Get ready and be thrilled with more than 80 musical numbers will take us into places. The refreshing comedy is about to represent our inner thoughts through music: “In many ways, it can be healing.”
Zoey’s Extraordinary Playlist will give us the taste about a Silicon Valley-based coder (Jane Levy) who is in the middle of a love triangle while struggling to overcome her problems but little did she know that suddenly will barge in. But the NBC series did not fail to be musical, playing more than 80 song-and-dance numbers performed by Levy and the cast, which co-starred with Lauren Graham, Skylar Astin, Peter Gallagher and Mary Steenburgen.
“For me, that form of expression is new,” says Levy of singing on the show. “At the beginning, I was scared about not sounding good. And then eventually, I realized what’s most important to me as an artist is to just tell the story authentically.”
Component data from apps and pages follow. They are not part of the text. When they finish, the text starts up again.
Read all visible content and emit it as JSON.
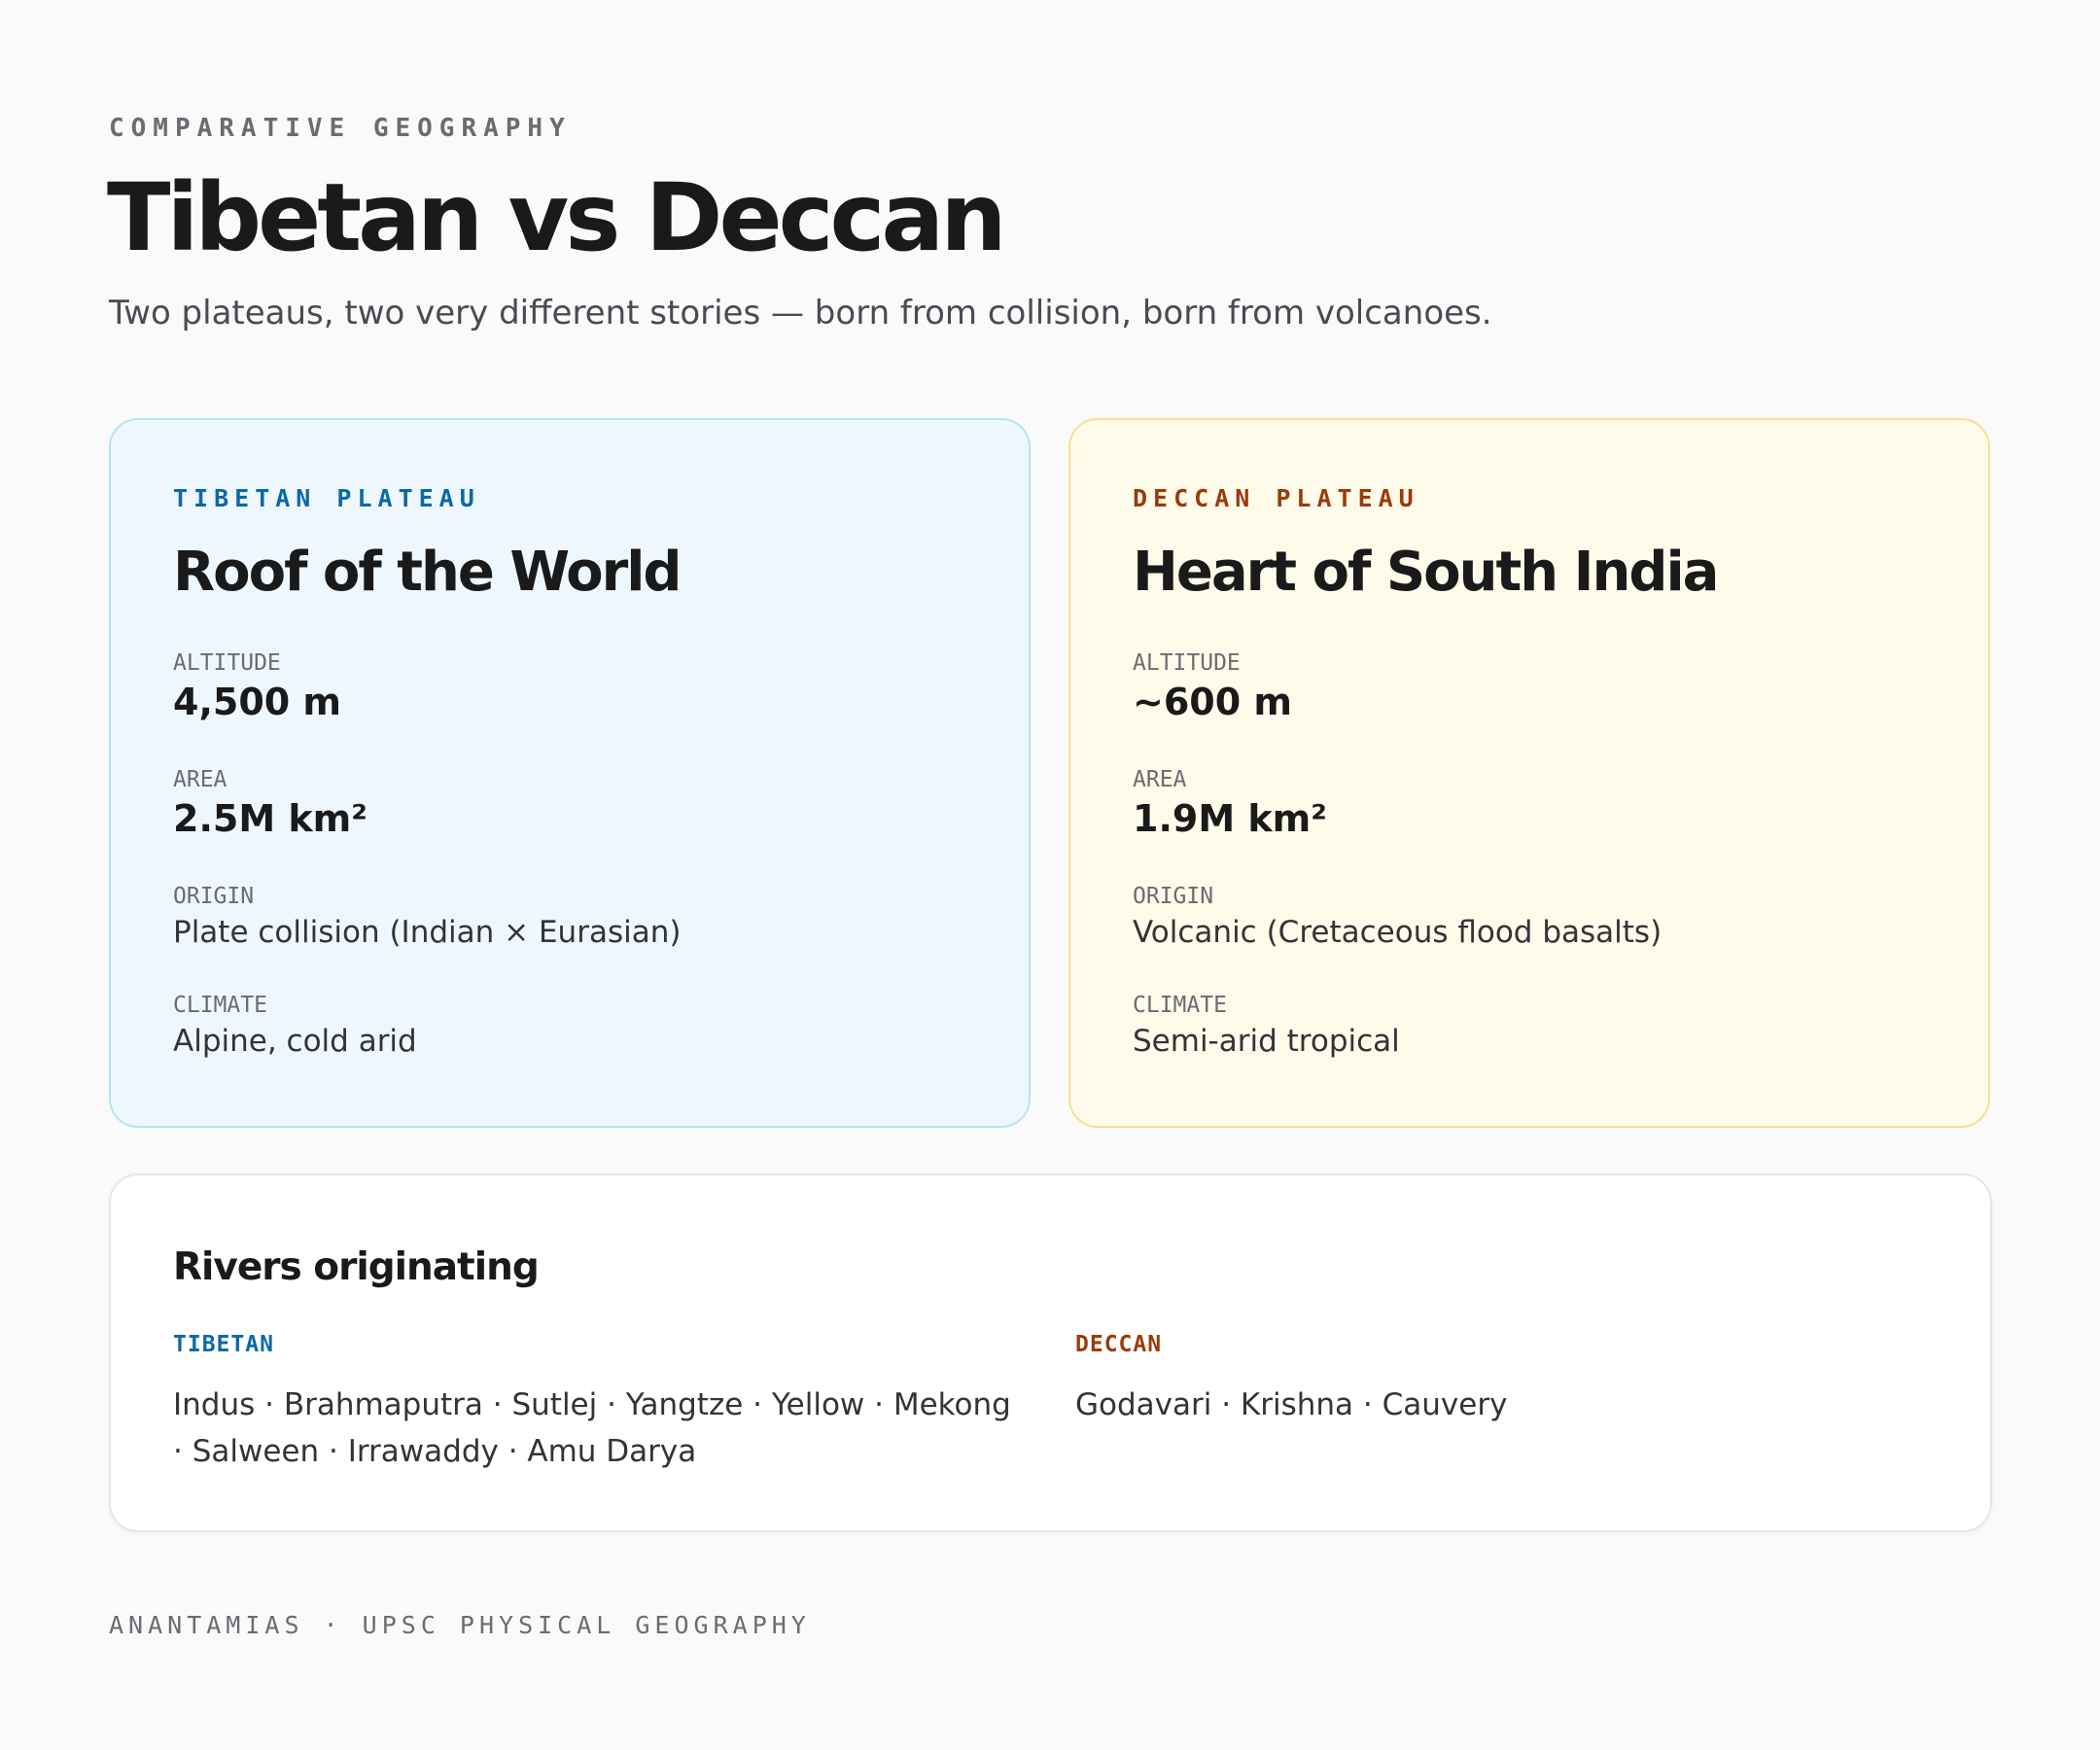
{
  "header": {
    "eyebrow": "COMPARATIVE GEOGRAPHY",
    "title": "Tibetan vs Deccan",
    "subtitle": "Two plateaus, two very different stories — born from collision, born from volcanoes."
  },
  "colors": {
    "tibet_accent": "#0b6aa6",
    "deccan_accent": "#9a3b09",
    "tibet_card_bg": "#eff7fe",
    "tibet_card_border": "#b5e5f5",
    "deccan_card_bg": "#fefbea",
    "deccan_card_border": "#f7e08e"
  },
  "cards": {
    "tibet": {
      "eyebrow": "TIBETAN PLATEAU",
      "heading": "Roof of the World",
      "altitude_label": "ALTITUDE",
      "altitude": "4,500 m",
      "area_label": "AREA",
      "area": "2.5M km²",
      "origin_label": "ORIGIN",
      "origin": "Plate collision (Indian × Eurasian)",
      "climate_label": "CLIMATE",
      "climate": "Alpine, cold arid"
    },
    "deccan": {
      "eyebrow": "DECCAN PLATEAU",
      "heading": "Heart of South India",
      "altitude_label": "ALTITUDE",
      "altitude": "~600 m",
      "area_label": "AREA",
      "area": "1.9M km²",
      "origin_label": "ORIGIN",
      "origin": "Volcanic (Cretaceous flood basalts)",
      "climate_label": "CLIMATE",
      "climate": "Semi-arid tropical"
    }
  },
  "rivers": {
    "heading": "Rivers originating",
    "tibet_label": "TIBETAN",
    "tibet_list": "Indus · Brahmaputra · Sutlej · Yangtze · Yellow · Mekong · Salween · Irrawaddy · Amu Darya",
    "deccan_label": "DECCAN",
    "deccan_list": "Godavari · Krishna · Cauvery"
  },
  "footer": {
    "text": "ANANTAMIAS · UPSC PHYSICAL GEOGRAPHY"
  }
}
The story will begin with an earthquake hits the city while Zoey is getting an MRI, never she thought that it will change her life. She finds herself with the unique power to hear people’s thoughts in the form of musical numbers and she later calls as “heart songs.” The first 12-episode of the first season, the plot continuously develops including a not-so-new love triangle involving Zoey, Max (Astin) which is her best friend, and her apple of the eye at her wor, Simon (John Clarence Stewart), and an unlikely comradeship with-DJ neighbor, Mo (Alex Newell).
“I’m always trying to think of different ways to use her abilities and to surprise the audience with the music,” says the show’s creator, Austin Winsberg. “[Her ability] would help her grow, and it would show her that the world isn’t all black and white — that we do live in shades of gray.”
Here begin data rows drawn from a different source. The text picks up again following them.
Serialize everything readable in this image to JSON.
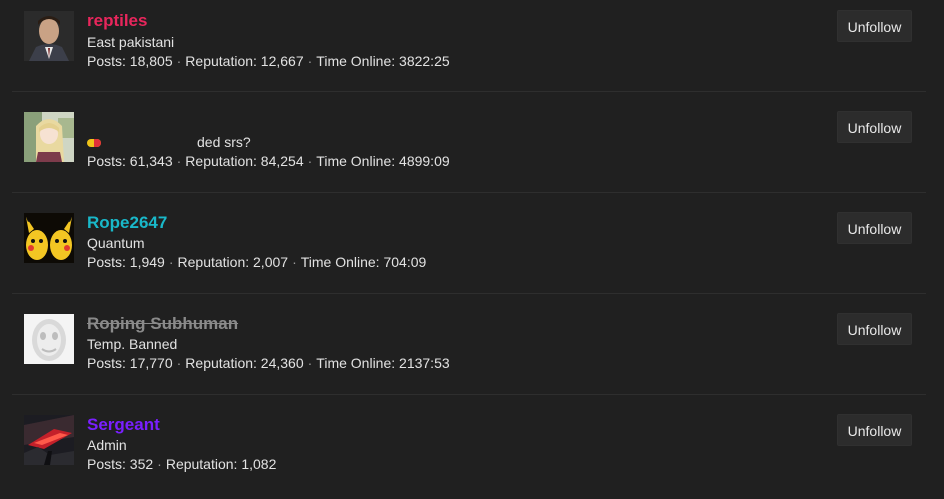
{
  "users": [
    {
      "name": "reptiles",
      "name_color": "#e8265c",
      "subtitle": "East pakistani",
      "posts_label": "Posts:",
      "posts": "18,805",
      "rep_label": "Reputation:",
      "rep": "12,667",
      "online_label": "Time Online:",
      "online": "3822:25",
      "button": "Unfollow"
    },
    {
      "name": "",
      "subtitle": "ded srs?",
      "posts_label": "Posts:",
      "posts": "61,343",
      "rep_label": "Reputation:",
      "rep": "84,254",
      "online_label": "Time Online:",
      "online": "4899:09",
      "button": "Unfollow"
    },
    {
      "name": "Rope2647",
      "name_color": "#19b8c9",
      "subtitle": "Quantum",
      "posts_label": "Posts:",
      "posts": "1,949",
      "rep_label": "Reputation:",
      "rep": "2,007",
      "online_label": "Time Online:",
      "online": "704:09",
      "button": "Unfollow"
    },
    {
      "name": "Roping Subhuman",
      "name_color": "#8a8a8a",
      "subtitle": "Temp. Banned",
      "posts_label": "Posts:",
      "posts": "17,770",
      "rep_label": "Reputation:",
      "rep": "24,360",
      "online_label": "Time Online:",
      "online": "2137:53",
      "button": "Unfollow"
    },
    {
      "name": "Sergeant",
      "name_color": "#7a1fff",
      "subtitle": "Admin",
      "posts_label": "Posts:",
      "posts": "352",
      "rep_label": "Reputation:",
      "rep": "1,082",
      "button": "Unfollow"
    }
  ],
  "separator": "·"
}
A wide array of songs will be studied to make the episodes relevant with the music they’re going to play. “When you are using a song for storytelling, it changes the clearance because you’re using it like dialogue,” says music supervisor Jen Ross. “It’s deeper than just a song playing in the background of a restaurant.”
Harvey Mason Jr., the music producer, has to re-invent the tracks that will accurately tell their feelings and thoughts lingering inside “You can really show emotion [through music],” Ross says. “In many ways, it can be healing.”
The production schedule was vigorous and tight at the same time, while working with only seven to eight days to record the songs and learning the dance choreography for the episode. This challenges the casts to give more and explore varying degrees of dance/musical theater experience that will bring extra challenge to choreographer Mandy Moore. “I can work with somebody like Skylar, who has a lot of musical theater and movement experience and get something out of his character that is a bit more dancey,” she says. “But then with somebody like Mary, she has very little dance experience but is such a beautiful mover. It forces me as a choreographer to really see people and appreciate how they move naturally.”
Levy says the most important relationship she established is with her dad (Gallagher). “The love story, to me, is about her and her father,” she says.
But their relationship will face more turmoil, when Zoey finds out that her dad suffers from a rare degenerative brain disease called progressive supranuclear palsy and she has to bid her goodbye.
Levy’s hard working schedule is challenging as she needs to compose her perona straight in every episodes with massive dance numbers and songs to sing. His director said “By the time she got to the end, she was pleasantly exhausted,” he says. “She didn’t have much more left than that last episode, which is exactly where that character needed to be.”
When the cast was able to aced the half day rehearsals “everyone started crying,” says cinematographer Shasta Spahn.
. “A lot of season one is a solo journey, and that’s why I like in the finale seeing her with a community and supported by people who love her,” says the actress. “So maybe in season two, her journey won’t be so solo.” Levy says.
This story first appeared in a June stand-alone issue of The Hollywood Reporter magazine. To receive the magazine, click here to subscribe.